Jason Phillip Bere (born May 26, 1971) is an American former professional baseball pitcher and bullpen coach. He played in Major League Baseball for parts of 11 seasons from 1993 to 2003, for the Chicago White Sox, Cincinnati Reds, Milwaukee Brewers, Chicago Cubs, and Cleveland Indians. He was elected to the 1994 MLB All-Star Game, but injuries limited his playing career. Bere was the Indians' bullpen coach from 2015 to 2017.
|Born: May 26, 1971|
|May 27, 1993, for the Chicago White Sox|
|Last MLB appearance|
|May 27, 2003, for the Cleveland Indians|
|Earned run average||5.14|
|Career highlights and awards|
Bere was raised in Wilmington, Massachusetts and attended Wilmington High School and Middlesex Community College. Scouts of the Chicago White Sox saw Bere pitch, and as a result, they selected him in the 36th round of the 1990 Major League Baseball (MLB) Draft.
Bere signed with the White Sox, receiving a $2,000 signing bonus. In 1993, Baseball America rated Bere as the eighth-best prospect in baseball. He made his MLB debut in 1993, pitching to a 12–5 win-loss record and a 3.47 earned run average (ERA). He won his final seven games started, helping the White Sox win the American League (AL) West Division championship. He finished second in AL Rookie of the Year Award voting, behind Tim Salmon. He was elected to represent the AL in the 1994 MLB All-Star Game. He finished the year with a 12–2 win-loss record, leading the AL with a .857 winning percentage.

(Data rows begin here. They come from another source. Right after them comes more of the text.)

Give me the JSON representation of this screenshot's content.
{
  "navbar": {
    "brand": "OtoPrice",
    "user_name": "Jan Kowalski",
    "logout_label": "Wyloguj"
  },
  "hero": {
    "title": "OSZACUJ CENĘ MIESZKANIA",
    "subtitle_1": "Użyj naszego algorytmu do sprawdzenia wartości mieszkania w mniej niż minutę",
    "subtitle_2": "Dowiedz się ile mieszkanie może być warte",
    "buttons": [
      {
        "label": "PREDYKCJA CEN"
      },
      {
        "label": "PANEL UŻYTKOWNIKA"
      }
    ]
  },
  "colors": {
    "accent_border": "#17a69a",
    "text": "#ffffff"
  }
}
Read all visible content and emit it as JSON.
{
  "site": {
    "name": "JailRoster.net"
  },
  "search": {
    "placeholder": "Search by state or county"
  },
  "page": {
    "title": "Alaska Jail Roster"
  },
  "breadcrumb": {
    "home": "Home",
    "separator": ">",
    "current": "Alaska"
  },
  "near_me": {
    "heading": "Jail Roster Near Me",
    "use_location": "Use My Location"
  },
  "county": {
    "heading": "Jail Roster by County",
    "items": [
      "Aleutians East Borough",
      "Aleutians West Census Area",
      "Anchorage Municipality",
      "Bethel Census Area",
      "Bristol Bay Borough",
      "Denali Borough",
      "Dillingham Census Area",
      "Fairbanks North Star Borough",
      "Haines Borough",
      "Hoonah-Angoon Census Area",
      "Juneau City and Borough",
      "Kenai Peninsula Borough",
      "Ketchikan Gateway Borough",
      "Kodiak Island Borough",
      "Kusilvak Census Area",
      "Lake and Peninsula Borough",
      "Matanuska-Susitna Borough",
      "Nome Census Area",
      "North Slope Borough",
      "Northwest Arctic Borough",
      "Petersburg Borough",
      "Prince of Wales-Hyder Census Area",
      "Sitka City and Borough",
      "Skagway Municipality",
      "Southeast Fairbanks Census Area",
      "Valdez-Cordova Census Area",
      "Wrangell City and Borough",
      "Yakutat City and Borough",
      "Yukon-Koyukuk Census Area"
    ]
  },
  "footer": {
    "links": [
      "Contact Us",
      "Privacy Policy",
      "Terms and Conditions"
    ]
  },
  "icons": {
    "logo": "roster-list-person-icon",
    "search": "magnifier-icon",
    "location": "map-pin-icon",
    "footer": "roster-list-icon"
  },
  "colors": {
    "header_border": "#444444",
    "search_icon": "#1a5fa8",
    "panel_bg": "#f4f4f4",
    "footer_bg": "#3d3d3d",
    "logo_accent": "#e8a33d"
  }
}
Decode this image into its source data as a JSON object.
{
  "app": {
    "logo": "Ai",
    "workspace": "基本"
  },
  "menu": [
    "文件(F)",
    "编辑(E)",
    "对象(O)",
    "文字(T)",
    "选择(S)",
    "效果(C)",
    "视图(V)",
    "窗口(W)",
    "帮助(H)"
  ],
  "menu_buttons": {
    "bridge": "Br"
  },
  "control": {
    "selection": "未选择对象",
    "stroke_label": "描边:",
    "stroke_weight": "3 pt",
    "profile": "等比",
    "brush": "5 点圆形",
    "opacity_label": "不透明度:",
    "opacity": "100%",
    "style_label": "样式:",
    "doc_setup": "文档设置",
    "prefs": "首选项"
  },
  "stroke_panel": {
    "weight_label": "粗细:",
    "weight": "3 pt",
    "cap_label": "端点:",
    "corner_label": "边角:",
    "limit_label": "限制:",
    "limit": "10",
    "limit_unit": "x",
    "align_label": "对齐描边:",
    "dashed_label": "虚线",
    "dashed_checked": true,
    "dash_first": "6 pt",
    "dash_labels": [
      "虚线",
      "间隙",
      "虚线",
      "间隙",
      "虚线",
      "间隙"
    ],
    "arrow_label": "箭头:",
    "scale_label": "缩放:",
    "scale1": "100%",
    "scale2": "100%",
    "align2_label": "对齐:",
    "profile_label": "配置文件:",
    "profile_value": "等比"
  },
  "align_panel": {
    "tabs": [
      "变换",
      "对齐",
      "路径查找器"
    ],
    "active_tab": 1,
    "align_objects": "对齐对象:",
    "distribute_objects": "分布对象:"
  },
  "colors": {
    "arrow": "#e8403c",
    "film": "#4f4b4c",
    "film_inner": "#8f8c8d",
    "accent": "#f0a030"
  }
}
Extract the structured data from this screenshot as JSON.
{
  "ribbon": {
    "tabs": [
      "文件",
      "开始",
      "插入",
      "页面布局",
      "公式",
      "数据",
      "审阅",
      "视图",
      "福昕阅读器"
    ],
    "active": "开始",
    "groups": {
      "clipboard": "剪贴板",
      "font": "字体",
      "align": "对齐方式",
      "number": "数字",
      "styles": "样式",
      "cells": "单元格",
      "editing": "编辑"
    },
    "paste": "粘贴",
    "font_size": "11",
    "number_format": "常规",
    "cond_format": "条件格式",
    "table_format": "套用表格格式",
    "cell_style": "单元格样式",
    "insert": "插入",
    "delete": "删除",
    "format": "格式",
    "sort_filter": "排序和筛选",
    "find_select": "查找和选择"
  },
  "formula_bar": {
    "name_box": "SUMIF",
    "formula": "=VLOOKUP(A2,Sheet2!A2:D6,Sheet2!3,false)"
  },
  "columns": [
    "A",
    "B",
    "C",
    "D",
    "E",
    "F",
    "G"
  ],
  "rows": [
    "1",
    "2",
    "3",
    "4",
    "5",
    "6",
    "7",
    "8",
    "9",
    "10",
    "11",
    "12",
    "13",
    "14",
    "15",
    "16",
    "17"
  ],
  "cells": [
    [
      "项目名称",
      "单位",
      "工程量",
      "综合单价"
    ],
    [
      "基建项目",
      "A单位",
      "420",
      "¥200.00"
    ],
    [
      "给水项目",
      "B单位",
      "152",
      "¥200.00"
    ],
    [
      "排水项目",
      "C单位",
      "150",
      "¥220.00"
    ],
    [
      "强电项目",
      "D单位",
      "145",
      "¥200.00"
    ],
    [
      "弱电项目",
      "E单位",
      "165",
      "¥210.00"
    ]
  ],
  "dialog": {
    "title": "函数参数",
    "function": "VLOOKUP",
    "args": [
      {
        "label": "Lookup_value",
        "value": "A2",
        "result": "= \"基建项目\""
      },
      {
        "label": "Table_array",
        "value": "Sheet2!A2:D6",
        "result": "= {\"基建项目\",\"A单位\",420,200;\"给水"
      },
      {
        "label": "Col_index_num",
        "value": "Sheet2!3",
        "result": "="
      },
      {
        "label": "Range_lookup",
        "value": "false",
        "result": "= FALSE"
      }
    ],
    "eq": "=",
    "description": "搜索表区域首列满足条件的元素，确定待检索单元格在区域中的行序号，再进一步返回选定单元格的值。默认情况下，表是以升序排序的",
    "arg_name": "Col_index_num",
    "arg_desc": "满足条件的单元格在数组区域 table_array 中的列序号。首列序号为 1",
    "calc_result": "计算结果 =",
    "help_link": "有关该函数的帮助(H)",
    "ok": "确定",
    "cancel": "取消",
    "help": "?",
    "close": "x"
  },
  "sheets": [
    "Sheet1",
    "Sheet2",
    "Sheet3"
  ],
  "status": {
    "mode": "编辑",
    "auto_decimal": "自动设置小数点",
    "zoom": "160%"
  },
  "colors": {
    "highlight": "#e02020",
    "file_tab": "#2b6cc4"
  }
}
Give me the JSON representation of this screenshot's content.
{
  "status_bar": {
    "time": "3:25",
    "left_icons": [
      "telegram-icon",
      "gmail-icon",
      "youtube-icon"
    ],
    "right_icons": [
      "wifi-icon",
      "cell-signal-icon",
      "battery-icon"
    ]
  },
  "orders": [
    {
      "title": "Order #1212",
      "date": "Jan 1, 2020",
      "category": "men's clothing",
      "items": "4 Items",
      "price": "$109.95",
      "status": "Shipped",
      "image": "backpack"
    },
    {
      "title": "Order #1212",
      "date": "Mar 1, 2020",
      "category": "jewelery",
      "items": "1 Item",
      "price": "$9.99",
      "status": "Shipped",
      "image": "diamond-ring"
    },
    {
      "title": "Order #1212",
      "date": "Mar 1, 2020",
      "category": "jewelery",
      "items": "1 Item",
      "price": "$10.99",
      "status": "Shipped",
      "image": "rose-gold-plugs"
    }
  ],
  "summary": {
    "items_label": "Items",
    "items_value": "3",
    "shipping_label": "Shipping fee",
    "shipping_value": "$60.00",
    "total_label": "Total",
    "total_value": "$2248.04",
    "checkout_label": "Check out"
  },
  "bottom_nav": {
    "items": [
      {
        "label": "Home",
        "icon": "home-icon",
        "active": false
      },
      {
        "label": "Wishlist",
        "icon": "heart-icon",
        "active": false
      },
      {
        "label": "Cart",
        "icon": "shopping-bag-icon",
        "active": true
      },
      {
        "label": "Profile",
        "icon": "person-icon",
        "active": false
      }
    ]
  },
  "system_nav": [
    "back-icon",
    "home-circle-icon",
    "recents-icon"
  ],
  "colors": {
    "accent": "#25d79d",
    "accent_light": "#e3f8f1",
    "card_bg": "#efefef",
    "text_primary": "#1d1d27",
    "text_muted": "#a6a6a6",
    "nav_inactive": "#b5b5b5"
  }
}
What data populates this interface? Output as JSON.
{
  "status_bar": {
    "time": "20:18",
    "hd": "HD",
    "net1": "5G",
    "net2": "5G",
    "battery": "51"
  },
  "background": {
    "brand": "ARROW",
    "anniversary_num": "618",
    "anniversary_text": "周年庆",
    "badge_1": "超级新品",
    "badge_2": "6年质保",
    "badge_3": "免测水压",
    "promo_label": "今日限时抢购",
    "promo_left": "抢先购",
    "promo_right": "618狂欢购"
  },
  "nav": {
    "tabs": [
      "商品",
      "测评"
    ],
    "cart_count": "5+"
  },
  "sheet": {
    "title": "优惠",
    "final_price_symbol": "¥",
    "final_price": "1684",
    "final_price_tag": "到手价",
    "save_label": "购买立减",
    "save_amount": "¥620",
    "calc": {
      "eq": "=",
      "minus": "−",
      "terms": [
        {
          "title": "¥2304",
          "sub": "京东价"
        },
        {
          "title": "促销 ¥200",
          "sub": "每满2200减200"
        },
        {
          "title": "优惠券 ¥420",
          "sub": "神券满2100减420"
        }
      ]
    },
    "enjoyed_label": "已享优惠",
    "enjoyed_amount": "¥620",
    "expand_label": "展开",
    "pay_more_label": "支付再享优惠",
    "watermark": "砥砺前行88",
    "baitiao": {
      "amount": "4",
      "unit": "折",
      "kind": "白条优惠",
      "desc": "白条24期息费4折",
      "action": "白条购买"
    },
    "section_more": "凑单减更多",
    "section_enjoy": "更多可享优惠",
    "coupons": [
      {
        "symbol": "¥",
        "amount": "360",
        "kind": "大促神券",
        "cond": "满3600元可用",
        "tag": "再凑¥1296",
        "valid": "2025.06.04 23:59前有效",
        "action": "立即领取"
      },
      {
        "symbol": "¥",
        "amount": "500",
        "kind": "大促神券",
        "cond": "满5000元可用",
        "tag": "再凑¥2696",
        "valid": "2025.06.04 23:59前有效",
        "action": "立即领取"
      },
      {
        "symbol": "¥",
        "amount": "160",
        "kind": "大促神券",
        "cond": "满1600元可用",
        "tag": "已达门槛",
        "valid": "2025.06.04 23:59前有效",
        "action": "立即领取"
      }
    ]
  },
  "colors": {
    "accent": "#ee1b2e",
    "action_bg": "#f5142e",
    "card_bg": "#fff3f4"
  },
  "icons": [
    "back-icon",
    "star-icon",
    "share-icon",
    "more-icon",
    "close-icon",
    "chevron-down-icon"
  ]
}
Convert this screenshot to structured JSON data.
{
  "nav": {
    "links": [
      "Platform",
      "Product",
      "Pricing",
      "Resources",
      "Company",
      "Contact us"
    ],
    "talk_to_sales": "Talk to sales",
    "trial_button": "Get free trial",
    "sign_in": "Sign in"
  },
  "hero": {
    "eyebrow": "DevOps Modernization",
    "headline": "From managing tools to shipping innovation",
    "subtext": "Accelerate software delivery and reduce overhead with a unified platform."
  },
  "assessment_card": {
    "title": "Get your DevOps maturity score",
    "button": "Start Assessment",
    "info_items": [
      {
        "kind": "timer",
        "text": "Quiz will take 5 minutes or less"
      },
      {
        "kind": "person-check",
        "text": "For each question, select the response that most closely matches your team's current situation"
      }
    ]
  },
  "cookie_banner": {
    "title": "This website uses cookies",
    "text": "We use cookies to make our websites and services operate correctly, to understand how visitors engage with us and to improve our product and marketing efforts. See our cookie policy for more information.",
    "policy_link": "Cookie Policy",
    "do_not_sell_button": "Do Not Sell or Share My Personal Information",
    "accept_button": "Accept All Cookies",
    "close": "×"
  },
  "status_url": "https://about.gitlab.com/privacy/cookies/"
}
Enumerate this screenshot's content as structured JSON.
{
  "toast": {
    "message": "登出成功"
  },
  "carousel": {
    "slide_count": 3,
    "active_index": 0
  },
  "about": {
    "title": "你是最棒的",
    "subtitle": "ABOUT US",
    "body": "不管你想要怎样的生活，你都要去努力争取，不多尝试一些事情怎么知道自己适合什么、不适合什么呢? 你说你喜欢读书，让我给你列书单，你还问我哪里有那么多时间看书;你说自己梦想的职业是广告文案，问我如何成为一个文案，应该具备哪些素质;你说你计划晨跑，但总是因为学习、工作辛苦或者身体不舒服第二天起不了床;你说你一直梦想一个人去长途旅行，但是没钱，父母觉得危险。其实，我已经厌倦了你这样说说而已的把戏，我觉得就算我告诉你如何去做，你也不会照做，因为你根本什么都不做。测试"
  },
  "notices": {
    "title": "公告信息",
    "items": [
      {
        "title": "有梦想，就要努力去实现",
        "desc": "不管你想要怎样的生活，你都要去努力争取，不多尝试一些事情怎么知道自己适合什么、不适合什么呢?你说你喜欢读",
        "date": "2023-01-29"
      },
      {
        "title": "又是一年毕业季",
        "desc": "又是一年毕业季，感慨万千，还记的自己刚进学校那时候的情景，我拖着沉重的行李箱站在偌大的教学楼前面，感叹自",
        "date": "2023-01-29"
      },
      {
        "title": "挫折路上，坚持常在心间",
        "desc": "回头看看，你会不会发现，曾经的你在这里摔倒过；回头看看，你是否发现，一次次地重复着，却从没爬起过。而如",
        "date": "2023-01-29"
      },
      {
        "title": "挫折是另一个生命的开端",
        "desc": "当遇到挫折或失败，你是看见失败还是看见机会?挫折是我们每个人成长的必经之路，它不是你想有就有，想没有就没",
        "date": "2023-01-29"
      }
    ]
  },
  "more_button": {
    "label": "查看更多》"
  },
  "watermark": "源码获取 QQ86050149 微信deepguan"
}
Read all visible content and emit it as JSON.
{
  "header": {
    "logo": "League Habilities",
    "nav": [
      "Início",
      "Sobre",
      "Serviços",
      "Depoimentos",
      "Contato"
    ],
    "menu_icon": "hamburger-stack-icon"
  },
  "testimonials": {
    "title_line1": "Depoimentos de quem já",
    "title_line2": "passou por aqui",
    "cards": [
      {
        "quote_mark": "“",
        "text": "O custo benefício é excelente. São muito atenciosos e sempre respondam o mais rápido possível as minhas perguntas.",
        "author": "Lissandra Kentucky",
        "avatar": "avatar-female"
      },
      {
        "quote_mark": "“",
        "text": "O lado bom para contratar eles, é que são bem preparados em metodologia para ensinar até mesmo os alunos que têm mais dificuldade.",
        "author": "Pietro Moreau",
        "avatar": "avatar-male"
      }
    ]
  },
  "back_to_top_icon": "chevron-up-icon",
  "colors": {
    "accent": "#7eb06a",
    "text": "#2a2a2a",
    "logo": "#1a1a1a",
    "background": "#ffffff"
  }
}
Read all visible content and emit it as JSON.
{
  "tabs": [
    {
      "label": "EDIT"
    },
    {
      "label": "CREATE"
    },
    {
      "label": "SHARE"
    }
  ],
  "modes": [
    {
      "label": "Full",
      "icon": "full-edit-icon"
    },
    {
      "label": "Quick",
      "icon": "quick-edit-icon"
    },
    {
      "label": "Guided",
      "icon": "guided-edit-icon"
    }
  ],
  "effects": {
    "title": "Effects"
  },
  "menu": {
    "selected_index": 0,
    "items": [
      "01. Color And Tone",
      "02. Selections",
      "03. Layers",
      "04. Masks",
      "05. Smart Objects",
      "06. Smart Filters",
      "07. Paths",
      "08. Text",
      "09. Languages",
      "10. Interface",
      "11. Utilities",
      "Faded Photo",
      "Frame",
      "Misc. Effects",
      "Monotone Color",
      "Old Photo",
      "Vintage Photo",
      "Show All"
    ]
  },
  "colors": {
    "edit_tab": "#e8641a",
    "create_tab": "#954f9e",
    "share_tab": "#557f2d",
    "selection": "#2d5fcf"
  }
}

In 1995, Bere began experiencing tendinitis in the elbow of his throwing arm. He had an 8–15 win-loss record and a 7.19 ERA. He led the AL in losses. His injury necessitated Tommy John surgery, which was performed in September 1996. He returned to the White Sox in August 1997, following the White Flag trade that saw the White Sox trade away pitchers Wilson Álvarez, Roberto Hernández, and Danny Darwin, leaving them in need of more pitchers. Bere later acknowledged he returned to pitching too soon. The White Sox released Bere in 1998, and he signed with the Cincinnati Reds. After the 1999 season, Bere signed with the Milwaukee Brewers.
In July 2000, the Brewers traded Bere, Bob Wickman, and Steve Woodard to the Cleveland Indians for Richie Sexson, Paul Rigdon, Kane Davis, and a player to be named later (Marco Scutaro). He ended the season with a 12–10 record in 31 games started, a career high. A free agent after the 2000 season, Bere signed with the Chicago Cubs for 2001. He had a 1–10 record for the Cubs in 2002, and signed with the Cleveland Indians for the 2003 season. He experienced pain in his right shoulder in 2005, while pitching for the Buffalo Bisons of the Class AAA International League, leading him to retire.
Bere was released by the Indians following the 2017 season.
- "For Jason Bere, no regrets over career that could have been". Lowell Sun. Retrieved January 7, 2015.
- "Finally Healthy, Jason Bere Looks To Bolster The Cubs' Starting Staff". Chicago Tribune. Retrieved January 7, 2015.
- "Hold The Eulogies For Jason Bere". Chicago Tribune. Retrieved January 7, 2015.
- reporter, Teddy Greenstein, Tribune staff. "Following `high-risk' plan".
- "AMERICAN LEAGUE - ROUNDUP - Indians Trade Sexson, Then Ledee Is Dealt - NYTimes.com". July 29, 2000. Retrieved January 7, 2015.
- "Indians name former pitcher Jason Bere new bullpen coach". ESPN.com. Associated Press. January 5, 2015. Retrieved January 6, 2015.
- Hoynes, Paul (October 28, 2017). "Cleveland Indians, bullpen coach Jason Bere part ways". Cleveland.com.